Shortly before Zuma resigned I argued in Daily Maverick that the “Zexit” was being delayed so that the nuclear deal could be finalised. We also know for sure now that old apartheid intelligence officers (like Niel Barnard) were working for the Zuma presidency and that Russian intelligence officers were also involved.
Don’t forget: Zuma appointed himself chair of the ministerial committee on nuclear procurement. There is now more than enough evidence to suggest the Russians want Ramaphosa out of the way so that the nuclear deal can be implemented.
Mix all this together, and you have a pretty deadly cocktail to contend with: A well-orchestrated strategy to reduce the ANC majority so that Magashule’s provincial executive committees can recall Ramaphosa, all underpinned by rising levels of violence and the continued ominous presence of the pro-nuke Russians.
Add into this mix the crisis of the state-owned entities, in particular the danger that Eskom could trigger an International Monetary Fund bailout: the rising number of grassroots protests, including land invasions; the poor performance of the economy; continued capital flight despite business commitments to the contrary at the investment and job summits; and warnings by the IMF of another global financial crisis.
To counter the threat of a Russia-backed re-Zumafication of the ANC, Ramaphosa needs to rebuild the ANC as a national political force. But this means reversing the transformation of the party during the Zuma years into a constellation of provincial power blocs.
It means rebuilding the state as a developmental force, which means depending less on the CEOs who are now more influential than ever before. And it means translating the vast amounts of information flowing out of the various inquiries and commissions into an effective bulwark of believable information about State Capture — something that can only be achieved if the media ups its game and starts joining the dots.
The arrest of several big hitters will help to ram home this message. But most of all, Ramaphosa needs an economic policy rooted in the realities of South Africa. Unfortunately, this will not be achieved if this task is left to the Harvard economists that the minister of finance has brought back into the game.
Its time to get serious about power, the politics of policy and how close we are to becoming a failed state.

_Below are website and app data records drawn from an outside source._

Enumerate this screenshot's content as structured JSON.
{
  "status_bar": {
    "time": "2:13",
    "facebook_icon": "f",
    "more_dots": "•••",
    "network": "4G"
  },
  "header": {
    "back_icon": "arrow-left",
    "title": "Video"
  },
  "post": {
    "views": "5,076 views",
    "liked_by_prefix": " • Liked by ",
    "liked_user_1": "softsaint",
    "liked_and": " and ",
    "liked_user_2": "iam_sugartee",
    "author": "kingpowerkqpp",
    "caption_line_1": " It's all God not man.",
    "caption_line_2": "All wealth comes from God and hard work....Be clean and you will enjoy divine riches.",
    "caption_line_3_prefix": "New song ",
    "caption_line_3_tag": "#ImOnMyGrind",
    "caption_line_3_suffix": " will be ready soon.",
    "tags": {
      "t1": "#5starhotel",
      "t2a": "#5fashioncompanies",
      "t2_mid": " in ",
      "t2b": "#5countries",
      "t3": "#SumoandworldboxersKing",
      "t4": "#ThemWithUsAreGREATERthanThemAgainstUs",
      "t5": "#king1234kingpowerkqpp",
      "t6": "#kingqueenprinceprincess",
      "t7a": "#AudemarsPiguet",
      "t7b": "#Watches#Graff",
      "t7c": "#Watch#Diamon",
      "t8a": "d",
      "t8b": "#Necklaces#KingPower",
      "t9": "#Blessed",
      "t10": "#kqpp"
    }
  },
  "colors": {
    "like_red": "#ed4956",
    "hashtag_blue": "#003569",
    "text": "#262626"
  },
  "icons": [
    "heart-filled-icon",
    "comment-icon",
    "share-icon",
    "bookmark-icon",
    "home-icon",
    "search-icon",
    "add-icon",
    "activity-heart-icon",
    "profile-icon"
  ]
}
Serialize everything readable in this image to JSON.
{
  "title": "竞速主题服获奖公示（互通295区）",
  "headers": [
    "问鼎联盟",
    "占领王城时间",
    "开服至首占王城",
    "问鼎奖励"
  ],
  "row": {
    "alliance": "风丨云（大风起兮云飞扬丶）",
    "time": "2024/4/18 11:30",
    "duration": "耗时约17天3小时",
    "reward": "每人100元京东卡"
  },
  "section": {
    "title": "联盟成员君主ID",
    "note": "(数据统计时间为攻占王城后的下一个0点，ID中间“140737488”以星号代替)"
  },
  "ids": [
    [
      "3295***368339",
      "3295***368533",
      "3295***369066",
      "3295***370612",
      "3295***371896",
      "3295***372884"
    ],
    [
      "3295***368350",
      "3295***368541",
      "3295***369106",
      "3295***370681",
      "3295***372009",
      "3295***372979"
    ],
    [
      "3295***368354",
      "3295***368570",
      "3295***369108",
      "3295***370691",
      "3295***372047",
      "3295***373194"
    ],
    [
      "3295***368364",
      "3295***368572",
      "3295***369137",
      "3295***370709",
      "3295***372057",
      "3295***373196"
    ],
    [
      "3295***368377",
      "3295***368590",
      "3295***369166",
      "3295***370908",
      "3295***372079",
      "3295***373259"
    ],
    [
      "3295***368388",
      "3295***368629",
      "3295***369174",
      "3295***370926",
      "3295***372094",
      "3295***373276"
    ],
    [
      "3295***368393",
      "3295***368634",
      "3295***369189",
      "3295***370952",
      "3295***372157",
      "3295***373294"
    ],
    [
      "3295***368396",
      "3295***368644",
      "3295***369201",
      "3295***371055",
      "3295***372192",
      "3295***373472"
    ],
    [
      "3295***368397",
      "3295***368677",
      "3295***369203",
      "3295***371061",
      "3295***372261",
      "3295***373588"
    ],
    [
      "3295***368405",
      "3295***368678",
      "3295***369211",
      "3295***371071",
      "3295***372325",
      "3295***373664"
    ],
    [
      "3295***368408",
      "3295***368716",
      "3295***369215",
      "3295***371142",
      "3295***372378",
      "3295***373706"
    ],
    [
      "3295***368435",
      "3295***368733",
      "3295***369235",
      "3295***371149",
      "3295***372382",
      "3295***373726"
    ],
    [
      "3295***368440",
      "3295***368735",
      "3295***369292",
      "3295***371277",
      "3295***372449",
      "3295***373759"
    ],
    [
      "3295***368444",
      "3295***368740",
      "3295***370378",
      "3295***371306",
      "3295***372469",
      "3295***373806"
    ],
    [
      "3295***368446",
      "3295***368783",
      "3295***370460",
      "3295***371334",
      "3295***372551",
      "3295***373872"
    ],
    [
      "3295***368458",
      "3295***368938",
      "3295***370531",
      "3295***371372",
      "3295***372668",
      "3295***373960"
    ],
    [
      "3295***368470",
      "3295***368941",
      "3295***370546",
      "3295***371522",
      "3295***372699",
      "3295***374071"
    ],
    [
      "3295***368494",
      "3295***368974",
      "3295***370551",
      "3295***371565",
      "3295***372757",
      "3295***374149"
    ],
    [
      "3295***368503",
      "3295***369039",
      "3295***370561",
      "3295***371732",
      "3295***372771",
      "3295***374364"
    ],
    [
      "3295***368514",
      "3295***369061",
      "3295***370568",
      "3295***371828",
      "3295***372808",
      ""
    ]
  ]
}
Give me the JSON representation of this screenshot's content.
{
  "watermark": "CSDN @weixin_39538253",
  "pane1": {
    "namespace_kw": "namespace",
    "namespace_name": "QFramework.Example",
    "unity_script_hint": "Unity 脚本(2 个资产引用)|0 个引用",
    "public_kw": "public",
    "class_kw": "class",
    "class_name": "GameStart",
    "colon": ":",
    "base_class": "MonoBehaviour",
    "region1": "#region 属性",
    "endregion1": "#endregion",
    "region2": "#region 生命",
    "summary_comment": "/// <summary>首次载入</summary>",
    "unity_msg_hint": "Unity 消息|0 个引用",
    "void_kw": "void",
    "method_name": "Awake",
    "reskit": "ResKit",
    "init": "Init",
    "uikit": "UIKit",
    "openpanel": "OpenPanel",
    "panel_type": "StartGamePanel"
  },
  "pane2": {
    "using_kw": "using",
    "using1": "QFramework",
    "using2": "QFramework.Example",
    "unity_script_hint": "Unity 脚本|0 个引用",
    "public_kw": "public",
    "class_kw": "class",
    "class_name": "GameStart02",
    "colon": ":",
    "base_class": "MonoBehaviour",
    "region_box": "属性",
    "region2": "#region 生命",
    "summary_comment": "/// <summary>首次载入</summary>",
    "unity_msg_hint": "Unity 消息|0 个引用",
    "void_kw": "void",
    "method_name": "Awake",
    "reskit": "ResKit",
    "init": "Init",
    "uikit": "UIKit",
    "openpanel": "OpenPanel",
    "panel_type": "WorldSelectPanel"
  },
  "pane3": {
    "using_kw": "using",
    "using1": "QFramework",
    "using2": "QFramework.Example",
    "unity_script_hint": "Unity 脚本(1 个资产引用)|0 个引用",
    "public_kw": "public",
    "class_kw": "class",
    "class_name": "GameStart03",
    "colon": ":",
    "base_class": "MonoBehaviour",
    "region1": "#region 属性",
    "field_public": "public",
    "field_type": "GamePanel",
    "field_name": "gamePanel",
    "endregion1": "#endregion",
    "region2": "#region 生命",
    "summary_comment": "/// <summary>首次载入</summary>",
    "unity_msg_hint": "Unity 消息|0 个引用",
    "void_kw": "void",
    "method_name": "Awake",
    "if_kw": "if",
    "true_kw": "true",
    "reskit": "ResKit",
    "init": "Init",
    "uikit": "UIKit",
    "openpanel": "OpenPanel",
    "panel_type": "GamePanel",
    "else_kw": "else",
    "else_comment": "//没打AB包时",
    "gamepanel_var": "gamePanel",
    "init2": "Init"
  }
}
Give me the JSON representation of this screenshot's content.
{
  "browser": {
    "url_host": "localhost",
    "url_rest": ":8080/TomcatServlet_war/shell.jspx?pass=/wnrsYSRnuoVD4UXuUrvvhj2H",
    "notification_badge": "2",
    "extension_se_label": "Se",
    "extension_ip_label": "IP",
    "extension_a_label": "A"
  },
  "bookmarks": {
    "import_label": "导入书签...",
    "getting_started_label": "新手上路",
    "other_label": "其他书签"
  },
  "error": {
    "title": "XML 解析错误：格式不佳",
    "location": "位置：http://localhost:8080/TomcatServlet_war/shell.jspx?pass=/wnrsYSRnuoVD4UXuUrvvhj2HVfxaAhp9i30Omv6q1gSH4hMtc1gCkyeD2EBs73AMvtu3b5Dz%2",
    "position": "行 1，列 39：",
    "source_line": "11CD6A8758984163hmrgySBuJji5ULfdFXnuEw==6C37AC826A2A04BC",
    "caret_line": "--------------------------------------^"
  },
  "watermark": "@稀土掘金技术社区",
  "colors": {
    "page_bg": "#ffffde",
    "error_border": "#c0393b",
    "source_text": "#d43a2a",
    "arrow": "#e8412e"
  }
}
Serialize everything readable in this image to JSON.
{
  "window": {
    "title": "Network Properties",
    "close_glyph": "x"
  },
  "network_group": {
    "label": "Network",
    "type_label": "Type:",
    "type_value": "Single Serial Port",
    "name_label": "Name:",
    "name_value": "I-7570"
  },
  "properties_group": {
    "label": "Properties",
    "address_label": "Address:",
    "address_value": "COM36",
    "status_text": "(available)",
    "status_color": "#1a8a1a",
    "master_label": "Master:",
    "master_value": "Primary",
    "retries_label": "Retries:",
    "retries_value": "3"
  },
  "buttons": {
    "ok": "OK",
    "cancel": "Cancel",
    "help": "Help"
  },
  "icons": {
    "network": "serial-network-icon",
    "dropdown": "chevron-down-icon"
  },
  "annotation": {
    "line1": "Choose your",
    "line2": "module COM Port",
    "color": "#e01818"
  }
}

DM
In this column, a reference is made to Harvard economists writing the economic policy. In fact, they worked with a group of over 20 South African economists.